Much like Aromin, neither Bant nor Petrikos are from Alaska, and they yearn for signature experiences of the nation’s northernmost state.

“We’re not from here, so we wanted to do the Alaskan experience, and this is just a part of it,” Petrikos said.

The fundraiser brought in more than $300,000. It’s the eighth year of the event, and Special Olympics Alaska president Jim Balamaci has raised a total of over $2 million. “About 5,000 people have taken the plunge since the first event, and more than 50,000 people have donated,” he said.
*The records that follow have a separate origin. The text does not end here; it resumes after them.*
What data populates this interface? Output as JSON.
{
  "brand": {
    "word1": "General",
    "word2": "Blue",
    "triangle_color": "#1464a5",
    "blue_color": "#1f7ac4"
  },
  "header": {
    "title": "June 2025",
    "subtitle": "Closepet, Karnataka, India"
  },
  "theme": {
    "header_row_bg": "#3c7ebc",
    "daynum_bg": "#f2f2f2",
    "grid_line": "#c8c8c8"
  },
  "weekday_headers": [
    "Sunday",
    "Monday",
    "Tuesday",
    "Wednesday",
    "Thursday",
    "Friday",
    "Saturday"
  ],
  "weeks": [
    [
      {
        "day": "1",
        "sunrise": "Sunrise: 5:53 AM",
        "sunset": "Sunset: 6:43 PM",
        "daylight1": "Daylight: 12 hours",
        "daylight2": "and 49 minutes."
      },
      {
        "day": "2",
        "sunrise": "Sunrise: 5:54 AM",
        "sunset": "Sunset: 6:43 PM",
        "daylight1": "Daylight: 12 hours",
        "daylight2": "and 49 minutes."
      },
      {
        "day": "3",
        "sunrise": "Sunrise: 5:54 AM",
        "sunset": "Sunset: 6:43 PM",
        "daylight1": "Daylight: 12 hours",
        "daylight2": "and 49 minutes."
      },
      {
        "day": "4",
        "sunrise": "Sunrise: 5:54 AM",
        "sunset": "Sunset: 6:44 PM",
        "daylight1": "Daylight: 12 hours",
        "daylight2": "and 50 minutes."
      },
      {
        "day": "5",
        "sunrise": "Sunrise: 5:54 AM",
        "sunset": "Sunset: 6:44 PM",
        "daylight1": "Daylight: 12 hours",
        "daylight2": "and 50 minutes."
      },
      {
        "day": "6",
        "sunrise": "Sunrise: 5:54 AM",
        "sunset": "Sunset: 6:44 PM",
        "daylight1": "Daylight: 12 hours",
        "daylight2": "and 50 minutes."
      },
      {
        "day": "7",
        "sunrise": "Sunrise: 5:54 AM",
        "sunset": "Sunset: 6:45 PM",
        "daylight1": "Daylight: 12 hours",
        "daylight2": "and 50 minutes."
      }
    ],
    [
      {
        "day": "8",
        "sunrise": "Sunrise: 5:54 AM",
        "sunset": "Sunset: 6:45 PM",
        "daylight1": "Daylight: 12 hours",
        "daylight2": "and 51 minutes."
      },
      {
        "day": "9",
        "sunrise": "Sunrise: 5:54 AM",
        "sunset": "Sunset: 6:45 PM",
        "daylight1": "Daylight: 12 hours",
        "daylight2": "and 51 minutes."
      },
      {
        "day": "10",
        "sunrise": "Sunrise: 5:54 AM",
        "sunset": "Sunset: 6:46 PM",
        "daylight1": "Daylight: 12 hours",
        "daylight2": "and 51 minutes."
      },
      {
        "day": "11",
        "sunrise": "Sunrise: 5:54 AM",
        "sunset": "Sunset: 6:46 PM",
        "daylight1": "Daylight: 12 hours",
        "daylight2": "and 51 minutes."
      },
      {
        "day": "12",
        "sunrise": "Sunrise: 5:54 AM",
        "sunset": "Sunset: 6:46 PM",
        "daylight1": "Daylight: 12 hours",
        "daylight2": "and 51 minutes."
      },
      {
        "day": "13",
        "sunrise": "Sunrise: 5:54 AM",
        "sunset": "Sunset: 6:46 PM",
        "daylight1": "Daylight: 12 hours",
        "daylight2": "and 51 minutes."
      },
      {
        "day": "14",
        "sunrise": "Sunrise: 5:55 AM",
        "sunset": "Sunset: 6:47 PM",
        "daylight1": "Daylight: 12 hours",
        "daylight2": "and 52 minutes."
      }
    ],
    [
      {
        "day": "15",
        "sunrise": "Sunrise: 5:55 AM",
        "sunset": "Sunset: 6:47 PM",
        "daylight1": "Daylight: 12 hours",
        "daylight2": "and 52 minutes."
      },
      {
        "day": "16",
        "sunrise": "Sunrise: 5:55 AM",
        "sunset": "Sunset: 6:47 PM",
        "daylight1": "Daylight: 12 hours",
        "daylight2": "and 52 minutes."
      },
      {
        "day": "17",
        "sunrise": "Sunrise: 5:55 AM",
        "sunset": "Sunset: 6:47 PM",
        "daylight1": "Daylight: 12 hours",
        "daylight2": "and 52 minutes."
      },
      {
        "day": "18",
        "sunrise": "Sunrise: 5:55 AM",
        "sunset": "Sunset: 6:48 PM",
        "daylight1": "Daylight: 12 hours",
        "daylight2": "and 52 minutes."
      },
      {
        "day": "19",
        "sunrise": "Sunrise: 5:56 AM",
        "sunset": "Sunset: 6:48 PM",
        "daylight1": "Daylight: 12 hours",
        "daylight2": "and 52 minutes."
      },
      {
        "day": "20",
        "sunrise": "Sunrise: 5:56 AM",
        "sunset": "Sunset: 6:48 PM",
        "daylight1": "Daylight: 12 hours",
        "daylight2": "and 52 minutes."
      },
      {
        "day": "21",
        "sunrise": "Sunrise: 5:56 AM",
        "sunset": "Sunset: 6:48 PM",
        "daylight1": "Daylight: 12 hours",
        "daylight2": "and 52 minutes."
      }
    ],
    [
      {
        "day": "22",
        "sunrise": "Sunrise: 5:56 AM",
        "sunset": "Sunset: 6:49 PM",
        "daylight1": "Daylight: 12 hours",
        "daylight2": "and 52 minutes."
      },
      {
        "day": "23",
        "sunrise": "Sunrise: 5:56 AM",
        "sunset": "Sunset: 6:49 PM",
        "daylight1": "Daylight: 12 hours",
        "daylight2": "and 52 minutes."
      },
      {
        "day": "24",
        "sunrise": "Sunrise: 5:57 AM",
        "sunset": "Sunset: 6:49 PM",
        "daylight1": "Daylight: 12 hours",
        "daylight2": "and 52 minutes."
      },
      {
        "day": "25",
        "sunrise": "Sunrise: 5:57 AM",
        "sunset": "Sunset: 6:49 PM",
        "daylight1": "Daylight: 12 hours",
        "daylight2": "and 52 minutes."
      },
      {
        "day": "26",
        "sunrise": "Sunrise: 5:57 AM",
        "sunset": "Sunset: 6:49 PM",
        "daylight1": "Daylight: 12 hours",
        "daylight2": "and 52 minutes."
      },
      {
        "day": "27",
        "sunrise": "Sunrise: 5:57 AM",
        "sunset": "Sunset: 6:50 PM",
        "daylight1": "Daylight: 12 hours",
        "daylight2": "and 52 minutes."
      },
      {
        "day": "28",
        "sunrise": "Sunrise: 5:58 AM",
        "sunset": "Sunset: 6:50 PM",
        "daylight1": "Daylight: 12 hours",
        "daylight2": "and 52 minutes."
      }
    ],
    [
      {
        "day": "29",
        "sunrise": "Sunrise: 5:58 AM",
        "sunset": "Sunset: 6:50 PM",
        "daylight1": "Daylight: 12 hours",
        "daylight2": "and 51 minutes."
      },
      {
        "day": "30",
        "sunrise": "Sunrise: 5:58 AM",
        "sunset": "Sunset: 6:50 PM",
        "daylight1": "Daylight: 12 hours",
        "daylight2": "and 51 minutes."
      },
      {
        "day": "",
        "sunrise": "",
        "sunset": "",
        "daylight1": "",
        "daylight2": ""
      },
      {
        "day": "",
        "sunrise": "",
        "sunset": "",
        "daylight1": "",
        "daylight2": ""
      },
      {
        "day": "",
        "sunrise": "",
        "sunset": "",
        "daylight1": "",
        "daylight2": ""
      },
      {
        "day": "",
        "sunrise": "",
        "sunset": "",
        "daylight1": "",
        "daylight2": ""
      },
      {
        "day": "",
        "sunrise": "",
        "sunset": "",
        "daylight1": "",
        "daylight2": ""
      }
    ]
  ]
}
“People with intellectual disabilities are sometimes the most underserved, and when you have a thousand athletes coming out on one of the shortest days of the year to jump into 32 degrees and say, ‘You know what? We’re going to unite our communities, we’re going to accept everybody, and we’re going to do this all together,’ it just warms my heart,” Balamaci said.

City Pond Overloaded With Goldfish

WILMINGTON, Del. (AP) – A Delaware city is spending more than $300,000 to evict thousands of goldfish and restore the pond they took over.

Sean Duffy is director of the water division for Wilmington’s Public Works Department. The News Journal quotes him as saying that when officials received a complaint from the pond’s neighbors and checked on the goldfish population, they realized they were “heading toward a catastrophe.”

Duffy says the city started draining the pond and removing fish and overgrown plants three weeks ago. He estimates they’ve relocated about 4,000 fish. He says officials don’t know what caused the infestation, but the city will stock the pond with native fish to head off a population explosion if goldfish are ever introduced again.

Ones, Zeroes Stolen Off Addresses on Homes Returned

PHILADELPHIA (AP) – Scores of ones and zeroes stolen from addresses mounted on the homes of Philadelphia residents have been returned.

The news outlet Billy Penn reports that a white trash bag containing 83 metal address markers was left Monday night at the east Kensington home of Meghan Haley.

Haley earlier released surveillance footage of a man and woman going around the neighborhood in September, ripping zeroes and ones off the front of homes.

She says she doesn’t know who returned the bag, which contained 56 ones and 27 zeroes.

But then, she and other neighbors don’t know why the numbers were taken — though they suspect that it may have been for some kind of art installation.